This was taken with my telephoto lens at maximum focal length (315mm). Focused on the eyes, the background is out of focus and foreshortened, centering the attention on the subject’s face. The light is soft and forgiving and the image is a pleasing likeness of the subject and well proportioned. I have shot on ISO 400 to prevent camera shake with the long lens. Therefore I have used this ISO throughout for continuity in the shots.
At a nominally shortened focal length, the overall appearance of the photograph is very similar to the last. The main difference is that of framing. In order to maintain the framing I have had to crouch slightly lower. This has the effect of bringing the background up behind the subject’s head.
This is the focal length favoured by many portrait photographers.
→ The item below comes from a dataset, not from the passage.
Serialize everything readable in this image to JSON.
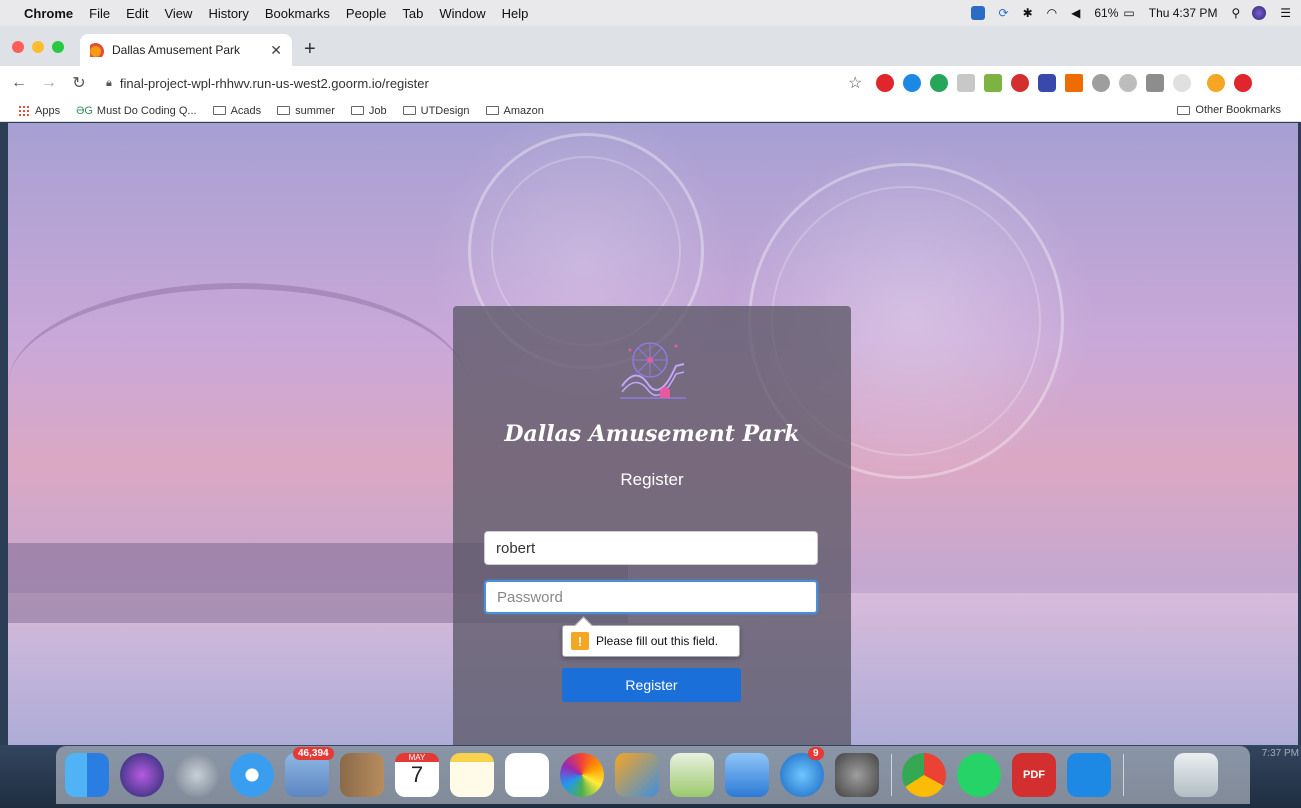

The background is still out of focus creating a good ‘bokeh’. The eye-line is natural as are the facial features. It is a very forgiving focal length and gives good flexibility and control over image taking.
This focal length is another favoured by portrait photographers, often those working in the street photography genre. The background is now appearing at a natural distance away from the subject and has dropped significantly in the frame to retain composition continuity. In comparison to the first image in the series the subject’s features are becoming more pronounced, a little less forgiving and starker. This is why a street photographer will often choose this lens as it offers some realism within the frame whilst still being a long enough focal length not to distort the subject. It also means the photographer needs to be close in to the subject (I was about 3 feet away here) meaning the subject will more often than not (in a street scenario) be well aware that they are being photographed.
At a relatively wide angle (I have halved the focal length of the last image), I now appear to be shooting almost up, into the subject’s face to retain the composition of the frame. I can now fully see the underside of the shelter, which was only just coming in to frame in the previous image. The background as a whole is much less controllable and cluttered as a result. The features of the subjects face have now become markedly exaggerated. The appearance is starting to become that of looking in to a fish bowl and not very natural, especially in comparison to the previous image. The face appears wider and the shoulders slightly narrower by comparison. This gives the impression that the subject is leaning slightly in to the camera (which she is not), with the chin apparently leading.
As expected, the longer focal lengths give the most attractive results, flattening out the features and background to give a good likeness of the subject. I found this acceptable all the way up to the 52mm focal length (although the appearance is significantly different from the previous image at 82mm), but soon after this the wider angles start to change the way the subject and the environment looks quite radically.